OLYMPIA – Clam diggers got the green light to proceed with a razor clam dig Friday through Sunday (Feb. 24-26) on evening tides at five ocean beaches.
The Washington Department of Fish and Wildlife (WDFW) announced final approval of digs at Long Beach, Mocrocks, Copalis, Twin Harbors and Kalaloch beaches after a series of marine toxin tests confirmed that the clams are safe to eat.
The National Park Service scheduled the dig at Kalaloch, which is within Olympic National Park, to coincide with those at the other beaches.
As in previous openings this season, no digging will be allowed at any beach before noon. Diggers may take no more than 15 razor clams and must keep the first 15 taken, regardless of size or condition. They also must carry a valid 2005-06 fishing license and keep clams in a separate container.
Warm, waterproof clothes are also a good idea, said Dan Ayres, WDFW coastal shellfish manager.
“We’ve had some big waves and rough weather during the past two openings,” Ayres said. “We’re hoping for better conditions this time, but it’s always best to prepare for wet weather.”
Park Superintendent Bill Laitner urged clam diggers to be especially careful at Kalaloch during this week’s dig.
“Kalaloch is considerably more remote than the other clamming beaches, and visitors should be prepared for primitive conditions,” said Laitner. “With no streetlights or lighted buildings in the area, flashlights or lanterns are a necessity.”
For best results under any conditions, Ayres recommends that diggers hit the beach at least an hour before low tide. Evening low tides during this week’s digs are:
- Friday, Feb. 24: 3:43 p.m. +0.4 ft.
- Saturday, Feb. 25: 4:37 p.m. -0.2 ft.
- Sunday, Feb. 26: 5:25 p.m., -0.5 ft.
Once this week’s dig is over, WDFW will determine whether enough clams remain to be harvested under this year’s quota for another afternoon dig in late March and still provide a series of morning digs in April, Ayres said.

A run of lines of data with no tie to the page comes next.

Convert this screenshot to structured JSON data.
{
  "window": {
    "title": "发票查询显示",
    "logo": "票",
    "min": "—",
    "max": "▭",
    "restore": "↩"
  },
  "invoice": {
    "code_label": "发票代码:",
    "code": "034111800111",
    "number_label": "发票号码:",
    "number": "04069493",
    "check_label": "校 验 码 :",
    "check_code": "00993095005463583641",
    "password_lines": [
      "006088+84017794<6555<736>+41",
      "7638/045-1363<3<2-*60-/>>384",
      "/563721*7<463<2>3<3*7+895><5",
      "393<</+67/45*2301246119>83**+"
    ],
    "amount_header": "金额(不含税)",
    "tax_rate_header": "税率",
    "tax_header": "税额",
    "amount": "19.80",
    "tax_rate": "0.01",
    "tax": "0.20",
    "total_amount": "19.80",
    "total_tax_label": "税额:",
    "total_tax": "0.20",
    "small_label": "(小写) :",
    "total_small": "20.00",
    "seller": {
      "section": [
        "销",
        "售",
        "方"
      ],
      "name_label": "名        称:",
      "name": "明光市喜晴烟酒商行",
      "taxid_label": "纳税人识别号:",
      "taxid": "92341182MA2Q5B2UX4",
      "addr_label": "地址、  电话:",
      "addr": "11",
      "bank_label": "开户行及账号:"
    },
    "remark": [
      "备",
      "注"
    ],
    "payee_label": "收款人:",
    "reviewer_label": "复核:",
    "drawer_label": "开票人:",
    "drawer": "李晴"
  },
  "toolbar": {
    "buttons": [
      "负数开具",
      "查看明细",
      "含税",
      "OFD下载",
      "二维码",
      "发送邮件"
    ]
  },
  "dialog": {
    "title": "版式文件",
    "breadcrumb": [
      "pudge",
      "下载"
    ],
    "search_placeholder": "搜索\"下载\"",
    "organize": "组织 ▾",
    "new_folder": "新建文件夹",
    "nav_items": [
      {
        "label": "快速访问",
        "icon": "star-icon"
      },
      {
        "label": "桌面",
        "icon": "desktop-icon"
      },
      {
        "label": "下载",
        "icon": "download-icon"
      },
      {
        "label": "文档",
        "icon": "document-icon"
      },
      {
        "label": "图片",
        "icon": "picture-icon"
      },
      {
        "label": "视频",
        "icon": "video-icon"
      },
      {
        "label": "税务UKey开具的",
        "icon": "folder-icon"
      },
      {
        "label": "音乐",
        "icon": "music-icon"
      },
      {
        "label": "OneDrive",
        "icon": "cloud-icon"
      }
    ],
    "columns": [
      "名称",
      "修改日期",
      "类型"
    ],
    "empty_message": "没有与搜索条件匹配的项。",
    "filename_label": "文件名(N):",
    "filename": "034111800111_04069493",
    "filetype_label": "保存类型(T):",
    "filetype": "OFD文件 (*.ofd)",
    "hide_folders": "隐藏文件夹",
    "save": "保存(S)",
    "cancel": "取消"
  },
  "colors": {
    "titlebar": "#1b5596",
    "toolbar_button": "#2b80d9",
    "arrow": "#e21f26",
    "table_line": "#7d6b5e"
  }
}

News about late-season digs will be announced in mid-March, he said.
“A lot of people really look forward to those morning digs in spring, so we give those top priority,” Ayres said. “With luck, we’ll have enough clams available for another afternoon opening as well as some morning digs.”
Locations of the five beaches scheduled to open for the upcoming razor clam dig are:
- Long Beach, from the Columbia River north jetty to Leadbetter Point on the Long Beach Peninsula.
- Twin Harbors, from the south jetty at the mouth of Grays Harbor south to the mouth of Willapa Bay.
- Copalis Beach, which extends from the Grays Harbor north jetty to the Copalis River and includes the Ocean Shores, Oyhut, Ocean City and Copalis areas.
- Mocrocks Beach, from the Copalis River to the Moclips River.
- Kalaloch Beach, from South Beach Campground to Brown's Point (just south of Beach Trail 3) in Olympic National Park. Visitors to the park are advised to consult area bulletin boards for park safety and other information.
Digging is prohibited in the three one-quarter-mile-wide razor clam reserves, which are marked by 10-foot metal poles with signs. The reserves are located just south of the Ocean City access road on Copalis Beach, on the county line approach to Twin Harbors Beach, and 2.8 miles north of the Oysterville access road on Long Beach.